As a truckload of pigs was being unloaded at a slaughterhouse in England, two pigs escaped and ran away.  They disappeared into a cornfield as fast as their legs could carry them. Slaughterhouse workers pursued the pigs but lost sight of them.  The police were called and joined the chase.  Finally, reporters showed up.

These clever, spry pigs became media stars.  The British, a nation of animal lovers, named them Butch Cassidy and the Sundance Pig.  The fugitives won the hearts of the British public.  The slaughterhouse wasn’t so popular.

The getaway tactics of Butch and Sundance included squeezing under a fence that was supposed to be pig-proof. Then they swam a cold, wide river in their bid for freedom. Six days later the pigs were discovered in a family’s back yard. They’d been living on leftover food thrown in the garbage.  The family and neighbors kept the refugees’ hideout a secret so they wouldn’t be returned to the slaughterhouse.  They told reporters they would turn the pigs over to authorities only when an animal sanctuary agreed to give them a permanent home.

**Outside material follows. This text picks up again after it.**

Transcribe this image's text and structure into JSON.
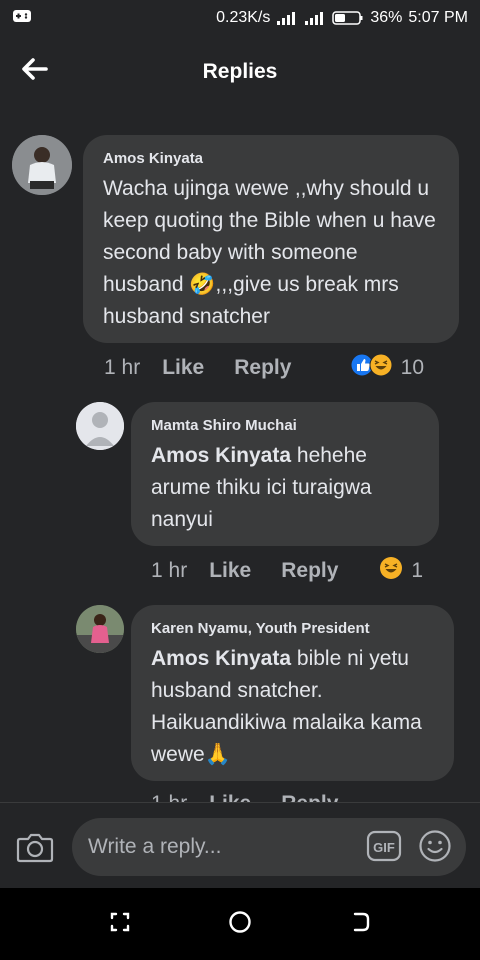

The owners of a British newspaper offered to buy Butch and Sundance at a handsome price.  They also found a sanctuary where the pigs were welcome. The adventures of Butch Cassidy and the Sundance Pig ended there.  They were driven to a spacious sanctuary where they lived a life of ease and comfort. Because they captured so much media attention around the world, the BBC produced a 60-minute TV dramatization of their adventures.